Research Highlights

Inkless pen to protect secret documents

doi:10.1038/nindia.2018.115 Published online 31 August 2018

(Left panel) convex lense printing under sunlight on cellulose filter paper coated with fluorescent material; (right panel) corresponding printed images under ambient light and UV light.

© Panda, T. et al.

Researchers have prepared a light-emitting organic material that can be used to print patterns, write documents and even encode secret codes on a filter paper using just sunlight1. Sunlight can also erase the printing and writing, visible only under ultraviolet light.

Plant-derived paper is widely used for conventional writing and printing. This generates solid waste and destroys forests, a natural reservoir that absorbs greenhouse gases, known to contribute to global warming.

Scientists from CSIR-National Institute for Interdisciplinary Science & Technology (NIIST) in Thiruvananthapuram, University of Calcutta in Kolkata, India, and New York University Abu Dhabi in United Arab Emirates synthesised the light-emitting material in a one-step process using organic solvent dimethyl sulfoxide.   

The researchers, led by Manas Panda, then printed complex designs on a filter paper using a stencil under sunlight. Exposure to sunlight also erased the designs, rendering them invisible to the naked eye. The colour of the printed designs changed from green to orange-red, making them visible only under ultraviolet light.

Using the same process, they also printed flowers, alphabets and secret codes on the filter paper. Since documents can be printed and written using sunlight and gentle heat, it is possible to develop a hot air blow pen with a micrometre-sized circular tip in which hot air acts as ink.

This method of printing and self-erasing can be adopted to protect data in the military communication and financial sectors, Panda says.


References

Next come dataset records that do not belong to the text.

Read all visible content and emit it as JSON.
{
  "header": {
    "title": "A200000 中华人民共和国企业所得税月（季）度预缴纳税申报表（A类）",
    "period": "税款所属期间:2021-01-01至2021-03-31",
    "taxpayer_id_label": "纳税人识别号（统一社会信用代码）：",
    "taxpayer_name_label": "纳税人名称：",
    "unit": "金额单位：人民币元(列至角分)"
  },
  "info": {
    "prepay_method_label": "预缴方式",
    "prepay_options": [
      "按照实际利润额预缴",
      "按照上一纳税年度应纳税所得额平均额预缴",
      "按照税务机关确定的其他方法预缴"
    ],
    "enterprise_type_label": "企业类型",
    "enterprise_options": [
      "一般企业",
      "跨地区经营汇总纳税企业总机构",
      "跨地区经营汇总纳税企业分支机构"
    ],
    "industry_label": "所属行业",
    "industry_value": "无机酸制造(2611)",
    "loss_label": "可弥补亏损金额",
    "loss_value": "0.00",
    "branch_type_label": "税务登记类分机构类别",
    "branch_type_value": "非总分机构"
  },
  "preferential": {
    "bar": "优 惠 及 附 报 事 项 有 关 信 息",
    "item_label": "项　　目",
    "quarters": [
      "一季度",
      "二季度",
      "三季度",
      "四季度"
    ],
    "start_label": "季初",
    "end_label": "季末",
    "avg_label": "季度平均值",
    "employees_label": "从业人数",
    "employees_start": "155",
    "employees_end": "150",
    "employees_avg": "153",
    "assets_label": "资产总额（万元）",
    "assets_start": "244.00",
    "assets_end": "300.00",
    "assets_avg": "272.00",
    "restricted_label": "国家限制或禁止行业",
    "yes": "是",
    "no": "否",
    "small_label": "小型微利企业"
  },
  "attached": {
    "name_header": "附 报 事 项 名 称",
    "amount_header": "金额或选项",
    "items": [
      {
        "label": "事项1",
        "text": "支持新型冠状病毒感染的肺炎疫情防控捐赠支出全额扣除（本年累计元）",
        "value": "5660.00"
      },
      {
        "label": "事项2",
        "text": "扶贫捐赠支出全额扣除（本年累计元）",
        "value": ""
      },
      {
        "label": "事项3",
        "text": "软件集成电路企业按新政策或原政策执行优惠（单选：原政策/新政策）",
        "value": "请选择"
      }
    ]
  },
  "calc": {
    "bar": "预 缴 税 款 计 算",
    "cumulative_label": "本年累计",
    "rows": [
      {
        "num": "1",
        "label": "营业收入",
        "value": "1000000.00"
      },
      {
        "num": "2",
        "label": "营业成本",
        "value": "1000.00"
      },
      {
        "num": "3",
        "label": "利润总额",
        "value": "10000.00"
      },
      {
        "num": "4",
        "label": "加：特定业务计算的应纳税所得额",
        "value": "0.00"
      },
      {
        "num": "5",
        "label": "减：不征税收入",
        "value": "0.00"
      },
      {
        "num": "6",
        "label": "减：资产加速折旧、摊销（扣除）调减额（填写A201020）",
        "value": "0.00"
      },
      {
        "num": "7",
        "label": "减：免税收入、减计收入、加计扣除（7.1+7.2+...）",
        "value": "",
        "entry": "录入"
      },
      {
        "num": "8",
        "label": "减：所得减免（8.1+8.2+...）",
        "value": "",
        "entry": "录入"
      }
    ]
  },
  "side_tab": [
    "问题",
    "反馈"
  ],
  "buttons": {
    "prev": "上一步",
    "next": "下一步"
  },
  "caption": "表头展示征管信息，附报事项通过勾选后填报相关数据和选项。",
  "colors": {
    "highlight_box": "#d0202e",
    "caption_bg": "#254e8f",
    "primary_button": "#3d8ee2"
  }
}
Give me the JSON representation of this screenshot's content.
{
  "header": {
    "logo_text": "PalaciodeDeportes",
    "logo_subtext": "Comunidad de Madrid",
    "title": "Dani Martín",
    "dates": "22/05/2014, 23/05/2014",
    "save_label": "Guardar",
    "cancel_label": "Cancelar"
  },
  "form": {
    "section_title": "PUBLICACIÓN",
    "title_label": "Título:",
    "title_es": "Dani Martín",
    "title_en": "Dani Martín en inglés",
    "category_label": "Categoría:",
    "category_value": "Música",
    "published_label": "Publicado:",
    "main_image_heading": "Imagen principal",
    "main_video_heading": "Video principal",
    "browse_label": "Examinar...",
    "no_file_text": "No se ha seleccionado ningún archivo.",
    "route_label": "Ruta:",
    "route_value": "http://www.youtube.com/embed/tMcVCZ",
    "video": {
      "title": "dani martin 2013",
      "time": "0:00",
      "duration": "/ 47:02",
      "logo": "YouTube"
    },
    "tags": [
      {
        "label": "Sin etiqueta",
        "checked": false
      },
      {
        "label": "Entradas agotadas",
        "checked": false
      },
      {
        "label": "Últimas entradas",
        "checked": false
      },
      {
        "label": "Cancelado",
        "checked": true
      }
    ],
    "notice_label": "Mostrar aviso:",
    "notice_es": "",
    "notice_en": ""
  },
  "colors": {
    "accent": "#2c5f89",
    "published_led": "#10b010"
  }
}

1. Panda, T. et al. Inkless writing and self-erasing security feature of (Z)-1,2-diarylacrylonitrile-based materials: a confidential data communication. ACS. Appl. Mater. Interfaces. (2018) doi: 10.1021/acsami.8b08279